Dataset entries
__________________________________________________

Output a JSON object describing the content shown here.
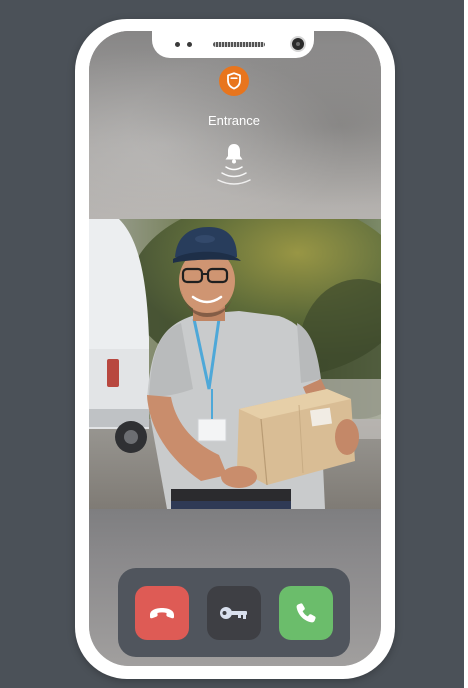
{
  "call": {
    "location_label": "Entrance",
    "status_icon": "bell-ringing-icon"
  },
  "app": {
    "brand_icon": "shield-icon",
    "accent_color": "#e8751d"
  },
  "controls": {
    "decline": {
      "icon": "phone-hangup-icon",
      "color": "#de5b55"
    },
    "unlock": {
      "icon": "key-icon",
      "color": "#3e3f44"
    },
    "accept": {
      "icon": "phone-answer-icon",
      "color": "#6bbd6b"
    }
  },
  "video_feed": {
    "subject": "delivery-person-holding-package"
  }
}
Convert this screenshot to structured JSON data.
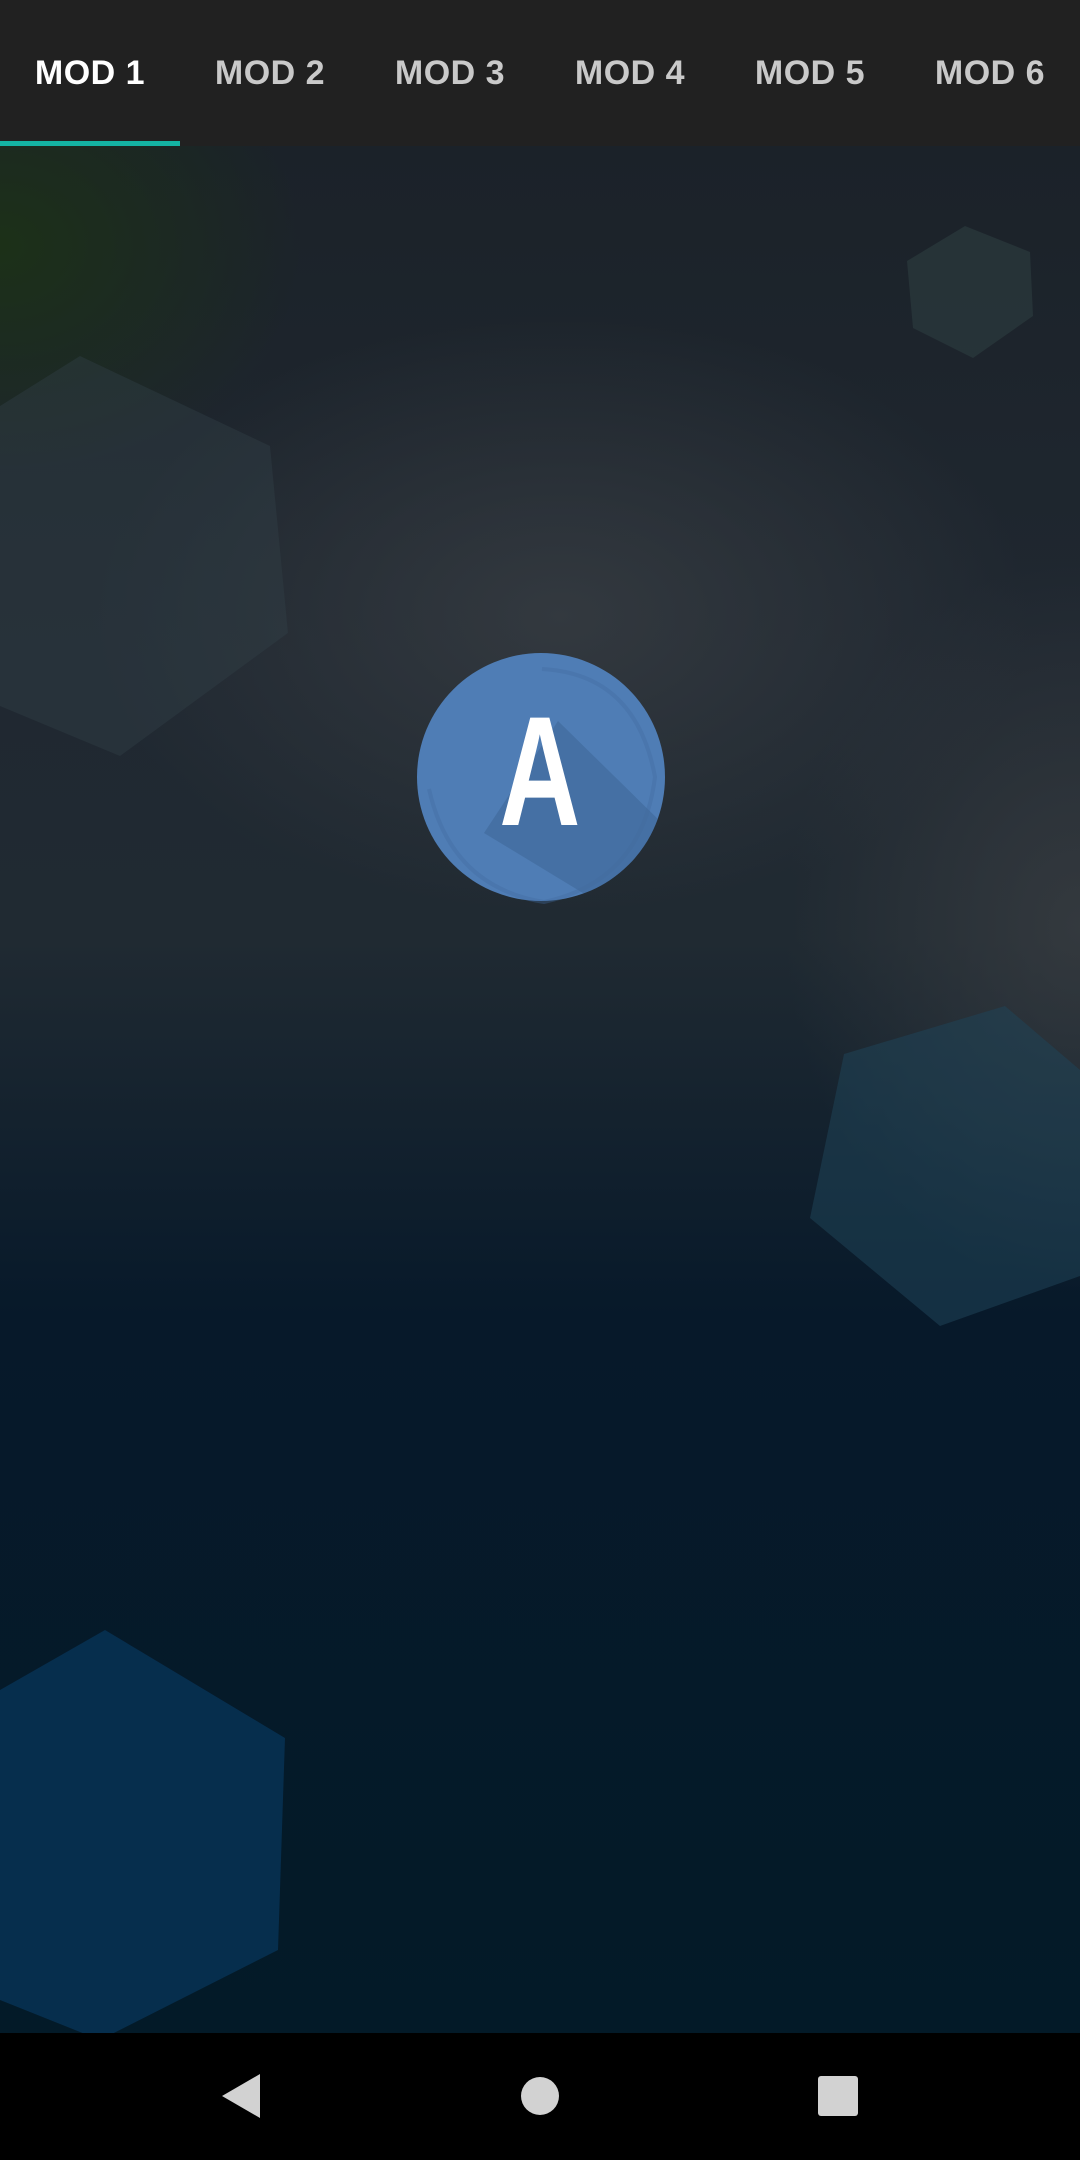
{
  "tabs": [
    {
      "label": "MOD 1",
      "active": true
    },
    {
      "label": "MOD 2",
      "active": false
    },
    {
      "label": "MOD 3",
      "active": false
    },
    {
      "label": "MOD 4",
      "active": false
    },
    {
      "label": "MOD 5",
      "active": false
    },
    {
      "label": "MOD 6",
      "active": false
    }
  ],
  "center_avatar": {
    "letter": "A",
    "icon": "letter-a-badge"
  },
  "navigation": {
    "back": "back-icon",
    "home": "home-icon",
    "recents": "recents-icon"
  },
  "colors": {
    "tab_bar": "#212121",
    "active_tab_text": "#ffffff",
    "inactive_tab_text": "#c9c9c9",
    "tab_indicator": "#14b3a3",
    "background_dark": "#031a28",
    "avatar_blue": "#4f7db5",
    "nav_bar": "#000000",
    "nav_icon": "#d2d2d2"
  }
}
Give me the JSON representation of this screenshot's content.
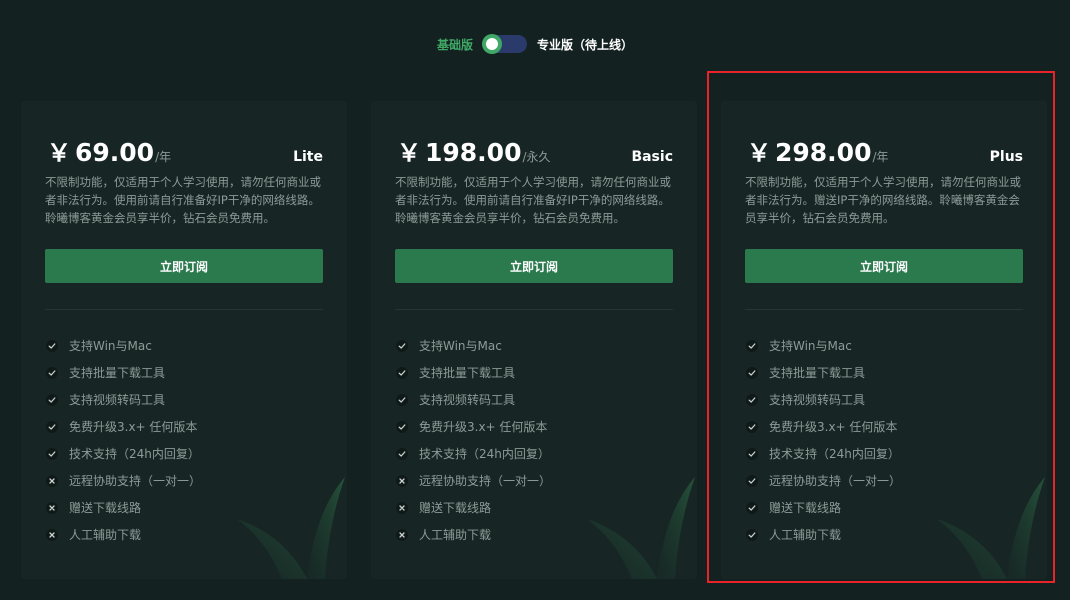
{
  "toggle": {
    "left_label": "基础版",
    "right_label": "专业版（待上线）"
  },
  "colors": {
    "background": "#132120",
    "card": "#172625",
    "accent": "#2a7a4e",
    "accent_text": "#3fa866",
    "highlight": "#e8232a"
  },
  "plans": [
    {
      "currency": "￥",
      "amount": "69.00",
      "period": "/年",
      "name": "Lite",
      "description": "不限制功能，仅适用于个人学习使用，请勿任何商业或者非法行为。使用前请自行准备好IP干净的网络线路。聆曦博客黄金会员享半价，钻石会员免费用。",
      "button": "立即订阅",
      "features": [
        {
          "text": "支持Win与Mac",
          "included": true,
          "icon": "check-icon"
        },
        {
          "text": "支持批量下载工具",
          "included": true,
          "icon": "check-icon"
        },
        {
          "text": "支持视频转码工具",
          "included": true,
          "icon": "check-icon"
        },
        {
          "text": "免费升级3.x+ 任何版本",
          "included": true,
          "icon": "check-icon"
        },
        {
          "text": "技术支持（24h内回复）",
          "included": true,
          "icon": "check-icon"
        },
        {
          "text": "远程协助支持（一对一）",
          "included": false,
          "icon": "cross-icon"
        },
        {
          "text": "赠送下载线路",
          "included": false,
          "icon": "cross-icon"
        },
        {
          "text": "人工辅助下载",
          "included": false,
          "icon": "cross-icon"
        }
      ]
    },
    {
      "currency": "￥",
      "amount": "198.00",
      "period": "/永久",
      "name": "Basic",
      "description": "不限制功能，仅适用于个人学习使用，请勿任何商业或者非法行为。使用前请自行准备好IP干净的网络线路。聆曦博客黄金会员享半价，钻石会员免费用。",
      "button": "立即订阅",
      "features": [
        {
          "text": "支持Win与Mac",
          "included": true,
          "icon": "check-icon"
        },
        {
          "text": "支持批量下载工具",
          "included": true,
          "icon": "check-icon"
        },
        {
          "text": "支持视频转码工具",
          "included": true,
          "icon": "check-icon"
        },
        {
          "text": "免费升级3.x+ 任何版本",
          "included": true,
          "icon": "check-icon"
        },
        {
          "text": "技术支持（24h内回复）",
          "included": true,
          "icon": "check-icon"
        },
        {
          "text": "远程协助支持（一对一）",
          "included": false,
          "icon": "cross-icon"
        },
        {
          "text": "赠送下载线路",
          "included": false,
          "icon": "cross-icon"
        },
        {
          "text": "人工辅助下载",
          "included": false,
          "icon": "cross-icon"
        }
      ]
    },
    {
      "currency": "￥",
      "amount": "298.00",
      "period": "/年",
      "name": "Plus",
      "description": "不限制功能，仅适用于个人学习使用，请勿任何商业或者非法行为。赠送IP干净的网络线路。聆曦博客黄金会员享半价，钻石会员免费用。",
      "button": "立即订阅",
      "features": [
        {
          "text": "支持Win与Mac",
          "included": true,
          "icon": "check-icon"
        },
        {
          "text": "支持批量下载工具",
          "included": true,
          "icon": "check-icon"
        },
        {
          "text": "支持视频转码工具",
          "included": true,
          "icon": "check-icon"
        },
        {
          "text": "免费升级3.x+ 任何版本",
          "included": true,
          "icon": "check-icon"
        },
        {
          "text": "技术支持（24h内回复）",
          "included": true,
          "icon": "check-icon"
        },
        {
          "text": "远程协助支持（一对一）",
          "included": true,
          "icon": "check-icon"
        },
        {
          "text": "赠送下载线路",
          "included": true,
          "icon": "check-icon"
        },
        {
          "text": "人工辅助下载",
          "included": true,
          "icon": "check-icon"
        }
      ]
    }
  ]
}
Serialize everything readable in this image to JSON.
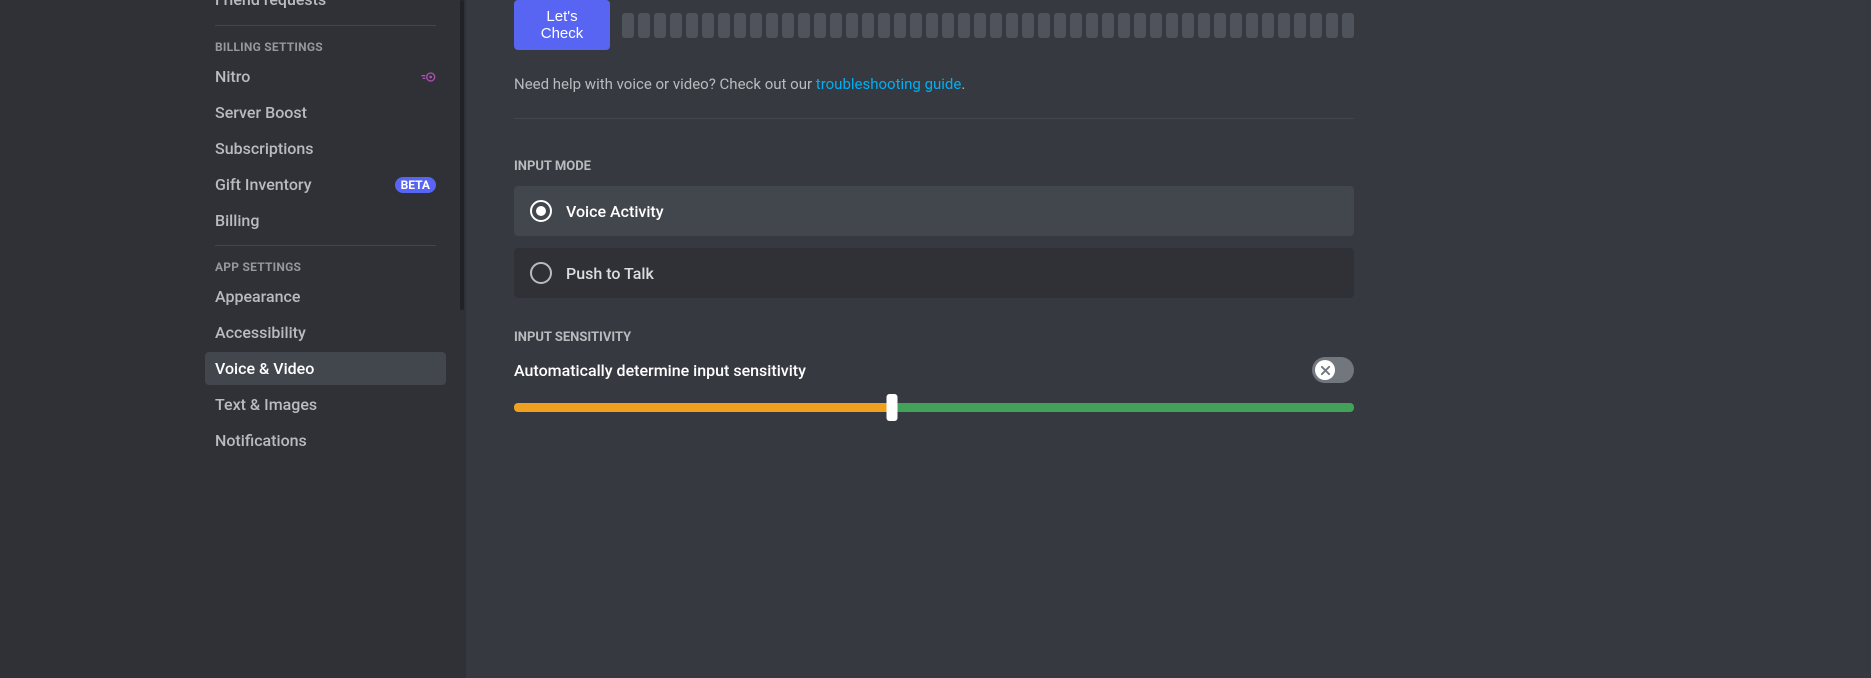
{
  "sidebar": {
    "friend_requests": "Friend requests",
    "billing_header": "BILLING SETTINGS",
    "app_header": "APP SETTINGS",
    "items": {
      "nitro": "Nitro",
      "server_boost": "Server Boost",
      "subscriptions": "Subscriptions",
      "gift_inventory": "Gift Inventory",
      "billing": "Billing",
      "appearance": "Appearance",
      "accessibility": "Accessibility",
      "voice_video": "Voice & Video",
      "text_images": "Text & Images",
      "notifications": "Notifications"
    },
    "beta_badge": "BETA"
  },
  "main": {
    "lets_check": "Let's Check",
    "help_prefix": "Need help with voice or video? Check out our ",
    "help_link": "troubleshooting guide",
    "help_suffix": ".",
    "input_mode_header": "INPUT MODE",
    "voice_activity": "Voice Activity",
    "push_to_talk": "Push to Talk",
    "sensitivity_header": "INPUT SENSITIVITY",
    "auto_sensitivity": "Automatically determine input sensitivity",
    "slider_percent": 45
  }
}
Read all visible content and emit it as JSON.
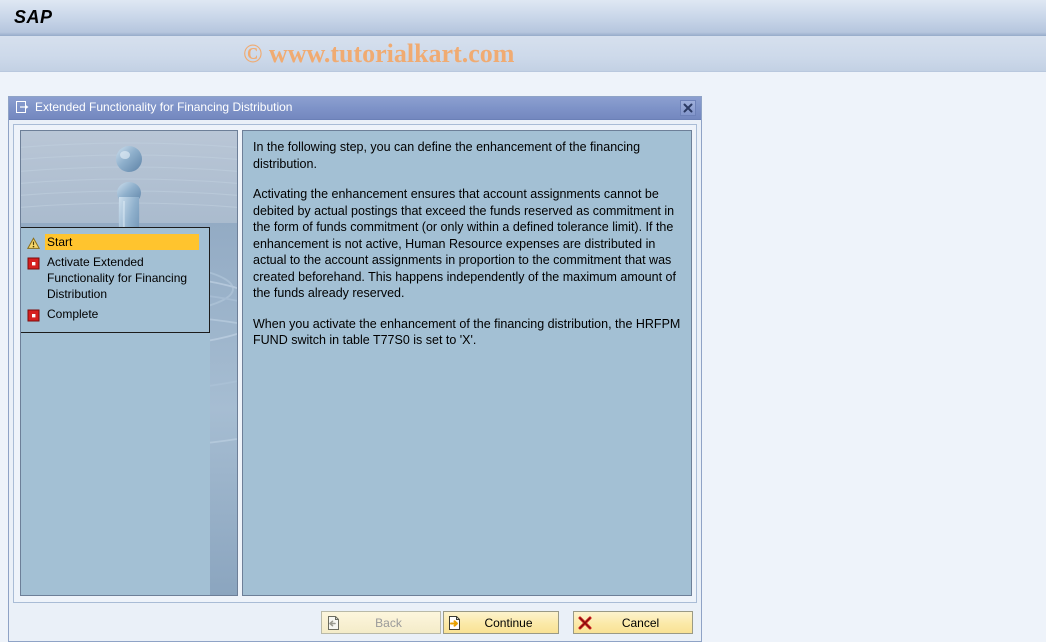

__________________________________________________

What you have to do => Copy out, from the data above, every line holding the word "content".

Solution for this exercise =>
Output a JSON object describing the content shown here.
Give me the JSON representation of this screenshot's content.
Read all visible content and emit it as JSON.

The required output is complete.